■ Entries from a dataset of interfaces:
┌──

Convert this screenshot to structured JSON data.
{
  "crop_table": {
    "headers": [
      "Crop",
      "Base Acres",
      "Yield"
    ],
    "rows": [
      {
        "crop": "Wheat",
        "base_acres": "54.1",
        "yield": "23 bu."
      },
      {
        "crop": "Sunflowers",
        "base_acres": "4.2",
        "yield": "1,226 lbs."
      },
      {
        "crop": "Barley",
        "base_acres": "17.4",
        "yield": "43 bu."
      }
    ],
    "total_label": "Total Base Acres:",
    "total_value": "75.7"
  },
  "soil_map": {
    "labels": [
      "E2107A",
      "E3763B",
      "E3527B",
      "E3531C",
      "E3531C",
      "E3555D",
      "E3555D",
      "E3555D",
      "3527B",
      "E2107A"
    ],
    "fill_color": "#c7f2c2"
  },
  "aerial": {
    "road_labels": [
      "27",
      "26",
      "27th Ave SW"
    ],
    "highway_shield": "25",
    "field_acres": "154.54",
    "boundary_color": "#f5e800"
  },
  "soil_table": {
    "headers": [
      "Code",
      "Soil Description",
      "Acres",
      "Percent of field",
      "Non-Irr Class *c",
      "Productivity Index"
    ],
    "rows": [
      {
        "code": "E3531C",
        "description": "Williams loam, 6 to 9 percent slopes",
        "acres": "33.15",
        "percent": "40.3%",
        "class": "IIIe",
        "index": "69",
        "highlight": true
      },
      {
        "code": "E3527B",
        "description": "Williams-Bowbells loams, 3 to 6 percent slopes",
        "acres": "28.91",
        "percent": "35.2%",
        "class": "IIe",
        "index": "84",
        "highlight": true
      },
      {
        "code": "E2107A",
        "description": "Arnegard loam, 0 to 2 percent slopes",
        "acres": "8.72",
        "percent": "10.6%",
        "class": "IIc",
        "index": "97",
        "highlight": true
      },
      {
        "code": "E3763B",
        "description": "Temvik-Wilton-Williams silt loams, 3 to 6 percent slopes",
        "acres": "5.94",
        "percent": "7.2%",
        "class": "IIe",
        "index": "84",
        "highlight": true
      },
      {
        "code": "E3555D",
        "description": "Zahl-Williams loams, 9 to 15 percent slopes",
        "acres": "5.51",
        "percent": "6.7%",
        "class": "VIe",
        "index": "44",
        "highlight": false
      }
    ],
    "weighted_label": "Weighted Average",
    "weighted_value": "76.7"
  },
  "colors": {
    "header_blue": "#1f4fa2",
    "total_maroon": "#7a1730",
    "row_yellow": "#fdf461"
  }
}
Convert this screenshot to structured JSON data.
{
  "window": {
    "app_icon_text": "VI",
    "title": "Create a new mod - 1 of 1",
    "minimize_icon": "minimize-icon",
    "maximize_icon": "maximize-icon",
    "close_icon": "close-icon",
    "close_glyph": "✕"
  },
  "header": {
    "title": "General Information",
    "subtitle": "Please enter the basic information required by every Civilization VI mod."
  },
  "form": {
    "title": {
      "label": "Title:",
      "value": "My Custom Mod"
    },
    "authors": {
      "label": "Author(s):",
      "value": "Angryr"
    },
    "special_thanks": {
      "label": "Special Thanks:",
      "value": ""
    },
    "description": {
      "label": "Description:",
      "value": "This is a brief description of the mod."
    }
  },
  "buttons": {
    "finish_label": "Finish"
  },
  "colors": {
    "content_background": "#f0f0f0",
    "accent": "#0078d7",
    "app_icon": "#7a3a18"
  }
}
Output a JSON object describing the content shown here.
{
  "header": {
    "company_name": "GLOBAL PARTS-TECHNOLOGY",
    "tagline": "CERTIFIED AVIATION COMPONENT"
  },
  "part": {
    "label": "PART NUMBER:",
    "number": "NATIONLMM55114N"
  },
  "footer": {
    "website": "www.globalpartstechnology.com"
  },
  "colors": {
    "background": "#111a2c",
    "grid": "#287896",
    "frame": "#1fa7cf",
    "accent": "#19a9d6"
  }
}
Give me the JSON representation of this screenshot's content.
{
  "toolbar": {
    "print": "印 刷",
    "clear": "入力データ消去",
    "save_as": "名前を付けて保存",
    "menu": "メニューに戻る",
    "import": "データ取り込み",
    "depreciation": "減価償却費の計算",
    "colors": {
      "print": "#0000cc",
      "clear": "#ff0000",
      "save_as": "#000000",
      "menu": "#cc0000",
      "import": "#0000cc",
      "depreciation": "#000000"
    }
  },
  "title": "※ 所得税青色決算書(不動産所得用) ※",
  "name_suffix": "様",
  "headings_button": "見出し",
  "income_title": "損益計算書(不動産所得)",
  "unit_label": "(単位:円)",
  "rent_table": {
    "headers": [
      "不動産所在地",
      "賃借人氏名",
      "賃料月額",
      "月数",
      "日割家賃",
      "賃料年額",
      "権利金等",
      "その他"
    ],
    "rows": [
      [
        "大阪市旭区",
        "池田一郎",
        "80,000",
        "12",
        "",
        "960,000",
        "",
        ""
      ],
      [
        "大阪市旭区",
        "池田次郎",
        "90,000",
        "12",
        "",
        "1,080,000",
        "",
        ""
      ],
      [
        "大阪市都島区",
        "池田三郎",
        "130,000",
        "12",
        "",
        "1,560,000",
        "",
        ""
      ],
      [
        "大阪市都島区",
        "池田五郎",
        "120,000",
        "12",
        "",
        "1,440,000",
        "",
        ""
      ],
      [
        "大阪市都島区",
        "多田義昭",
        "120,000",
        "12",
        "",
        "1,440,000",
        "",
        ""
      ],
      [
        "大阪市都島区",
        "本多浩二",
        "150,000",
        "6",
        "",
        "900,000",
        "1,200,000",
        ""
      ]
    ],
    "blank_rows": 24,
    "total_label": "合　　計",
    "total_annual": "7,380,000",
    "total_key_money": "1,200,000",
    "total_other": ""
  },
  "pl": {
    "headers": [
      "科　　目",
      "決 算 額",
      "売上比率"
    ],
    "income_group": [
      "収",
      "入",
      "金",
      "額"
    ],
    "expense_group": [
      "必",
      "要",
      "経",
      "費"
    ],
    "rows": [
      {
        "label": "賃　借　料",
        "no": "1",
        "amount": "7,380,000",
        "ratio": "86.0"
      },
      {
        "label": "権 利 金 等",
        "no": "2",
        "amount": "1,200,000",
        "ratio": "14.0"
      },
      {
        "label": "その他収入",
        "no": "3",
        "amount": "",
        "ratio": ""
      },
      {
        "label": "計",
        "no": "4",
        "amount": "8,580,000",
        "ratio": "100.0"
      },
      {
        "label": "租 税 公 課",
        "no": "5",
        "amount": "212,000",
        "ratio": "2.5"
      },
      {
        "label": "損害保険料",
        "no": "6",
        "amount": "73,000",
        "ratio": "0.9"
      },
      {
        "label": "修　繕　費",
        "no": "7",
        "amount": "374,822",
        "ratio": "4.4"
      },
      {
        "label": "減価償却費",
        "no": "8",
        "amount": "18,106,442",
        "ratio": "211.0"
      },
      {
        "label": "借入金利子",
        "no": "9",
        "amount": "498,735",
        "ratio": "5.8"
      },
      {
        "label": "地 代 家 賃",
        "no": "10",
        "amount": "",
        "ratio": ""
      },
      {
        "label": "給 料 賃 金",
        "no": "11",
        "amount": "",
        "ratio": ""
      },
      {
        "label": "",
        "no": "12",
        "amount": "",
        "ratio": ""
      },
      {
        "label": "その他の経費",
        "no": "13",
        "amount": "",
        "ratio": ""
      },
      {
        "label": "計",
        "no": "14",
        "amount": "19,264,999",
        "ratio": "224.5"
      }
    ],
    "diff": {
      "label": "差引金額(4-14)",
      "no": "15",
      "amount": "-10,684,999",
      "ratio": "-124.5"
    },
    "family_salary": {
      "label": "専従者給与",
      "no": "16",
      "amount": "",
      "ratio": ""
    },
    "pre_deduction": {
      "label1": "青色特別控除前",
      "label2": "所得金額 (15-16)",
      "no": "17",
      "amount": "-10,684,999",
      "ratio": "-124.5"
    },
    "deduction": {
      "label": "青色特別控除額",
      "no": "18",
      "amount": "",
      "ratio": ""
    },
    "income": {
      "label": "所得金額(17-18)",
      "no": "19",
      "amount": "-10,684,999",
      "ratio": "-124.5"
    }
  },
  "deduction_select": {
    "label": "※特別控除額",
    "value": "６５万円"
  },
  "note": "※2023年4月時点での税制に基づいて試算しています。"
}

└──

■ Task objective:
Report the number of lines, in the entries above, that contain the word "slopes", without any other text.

■ Result:
5